[The task] Retype the complete listing exactly as it appears.
Data to process Start Marker
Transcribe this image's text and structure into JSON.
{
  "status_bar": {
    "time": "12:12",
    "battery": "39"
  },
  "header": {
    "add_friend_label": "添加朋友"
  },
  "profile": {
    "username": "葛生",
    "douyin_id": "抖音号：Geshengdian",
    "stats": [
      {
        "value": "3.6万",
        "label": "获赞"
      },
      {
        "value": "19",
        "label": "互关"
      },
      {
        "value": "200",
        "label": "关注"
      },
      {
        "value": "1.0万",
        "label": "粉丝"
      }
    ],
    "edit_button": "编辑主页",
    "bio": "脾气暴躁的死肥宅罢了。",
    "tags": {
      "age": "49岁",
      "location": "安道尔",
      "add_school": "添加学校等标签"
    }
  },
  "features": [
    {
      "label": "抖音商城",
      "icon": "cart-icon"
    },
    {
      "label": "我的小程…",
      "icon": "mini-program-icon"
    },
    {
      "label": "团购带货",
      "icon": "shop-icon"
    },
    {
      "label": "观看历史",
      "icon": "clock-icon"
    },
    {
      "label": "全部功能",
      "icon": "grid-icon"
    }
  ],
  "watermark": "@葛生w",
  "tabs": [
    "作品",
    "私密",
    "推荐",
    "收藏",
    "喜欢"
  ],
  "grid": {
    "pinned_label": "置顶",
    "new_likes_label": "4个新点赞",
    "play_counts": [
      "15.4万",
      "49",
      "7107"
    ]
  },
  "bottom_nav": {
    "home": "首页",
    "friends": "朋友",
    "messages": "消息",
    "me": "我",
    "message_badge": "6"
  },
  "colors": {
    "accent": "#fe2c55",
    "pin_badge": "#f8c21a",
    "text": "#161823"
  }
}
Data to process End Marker
[Response area]
Transcribe this image's text and structure into JSON.
{
  "status_bar": {
    "time": "12:12",
    "battery": "39"
  },
  "header": {
    "add_friend_label": "添加朋友"
  },
  "profile": {
    "username": "葛生",
    "douyin_id": "抖音号：Geshengdian",
    "stats": [
      {
        "value": "3.6万",
        "label": "获赞"
      },
      {
        "value": "19",
        "label": "互关"
      },
      {
        "value": "200",
        "label": "关注"
      },
      {
        "value": "1.0万",
        "label": "粉丝"
      }
    ],
    "edit_button": "编辑主页",
    "bio": "脾气暴躁的死肥宅罢了。",
    "tags": {
      "age": "49岁",
      "location": "安道尔",
      "add_school": "添加学校等标签"
    }
  },
  "features": [
    {
      "label": "抖音商城",
      "icon": "cart-icon"
    },
    {
      "label": "我的小程…",
      "icon": "mini-program-icon"
    },
    {
      "label": "团购带货",
      "icon": "shop-icon"
    },
    {
      "label": "观看历史",
      "icon": "clock-icon"
    },
    {
      "label": "全部功能",
      "icon": "grid-icon"
    }
  ],
  "watermark": "@葛生w",
  "tabs": [
    "作品",
    "私密",
    "推荐",
    "收藏",
    "喜欢"
  ],
  "grid": {
    "pinned_label": "置顶",
    "new_likes_label": "4个新点赞",
    "play_counts": [
      "15.4万",
      "49",
      "7107"
    ]
  },
  "bottom_nav": {
    "home": "首页",
    "friends": "朋友",
    "messages": "消息",
    "me": "我",
    "message_badge": "6"
  },
  "colors": {
    "accent": "#fe2c55",
    "pin_badge": "#f8c21a",
    "text": "#161823"
  }
}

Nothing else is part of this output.